**Exercise:** Search the data for the word "icon". Reproduce every line where it is found.

**Available records:**

[Start of section]

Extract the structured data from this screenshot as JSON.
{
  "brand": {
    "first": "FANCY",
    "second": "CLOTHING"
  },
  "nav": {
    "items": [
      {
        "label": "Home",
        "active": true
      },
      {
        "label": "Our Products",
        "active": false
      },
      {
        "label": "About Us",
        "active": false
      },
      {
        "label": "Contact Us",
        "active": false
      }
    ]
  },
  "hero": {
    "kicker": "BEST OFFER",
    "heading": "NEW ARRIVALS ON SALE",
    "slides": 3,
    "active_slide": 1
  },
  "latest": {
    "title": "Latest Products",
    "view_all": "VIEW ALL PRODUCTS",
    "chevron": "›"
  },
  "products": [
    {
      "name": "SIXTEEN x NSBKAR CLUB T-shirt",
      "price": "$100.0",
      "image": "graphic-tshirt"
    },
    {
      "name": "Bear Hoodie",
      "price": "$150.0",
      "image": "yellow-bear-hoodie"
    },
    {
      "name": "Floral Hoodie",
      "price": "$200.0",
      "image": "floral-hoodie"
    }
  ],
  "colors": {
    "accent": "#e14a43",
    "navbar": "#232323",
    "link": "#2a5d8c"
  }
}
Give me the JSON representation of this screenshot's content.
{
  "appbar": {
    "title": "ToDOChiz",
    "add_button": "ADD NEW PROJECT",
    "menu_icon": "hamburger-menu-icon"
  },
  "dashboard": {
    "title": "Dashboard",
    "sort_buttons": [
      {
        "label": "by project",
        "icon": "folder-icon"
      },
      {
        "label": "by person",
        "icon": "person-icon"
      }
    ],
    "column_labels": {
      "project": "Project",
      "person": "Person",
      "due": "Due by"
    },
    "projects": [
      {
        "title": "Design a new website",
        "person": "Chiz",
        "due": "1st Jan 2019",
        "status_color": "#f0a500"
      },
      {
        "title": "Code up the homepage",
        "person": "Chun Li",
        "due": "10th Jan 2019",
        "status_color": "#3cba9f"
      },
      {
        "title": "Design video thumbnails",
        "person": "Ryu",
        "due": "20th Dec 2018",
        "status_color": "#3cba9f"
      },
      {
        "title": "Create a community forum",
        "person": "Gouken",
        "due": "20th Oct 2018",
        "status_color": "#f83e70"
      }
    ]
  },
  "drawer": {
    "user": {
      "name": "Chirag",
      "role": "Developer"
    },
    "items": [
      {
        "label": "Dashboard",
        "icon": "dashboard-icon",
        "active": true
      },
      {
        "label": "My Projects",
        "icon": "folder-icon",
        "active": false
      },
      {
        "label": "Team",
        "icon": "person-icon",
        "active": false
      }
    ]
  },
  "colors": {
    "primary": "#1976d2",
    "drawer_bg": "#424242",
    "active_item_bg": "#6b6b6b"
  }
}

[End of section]

**Solution for this problem:**
    "menu_icon": "hamburger-menu-icon"
        "icon": "folder-icon"
        "icon": "person-icon"
        "icon": "dashboard-icon",
        "icon": "folder-icon",
        "icon": "person-icon",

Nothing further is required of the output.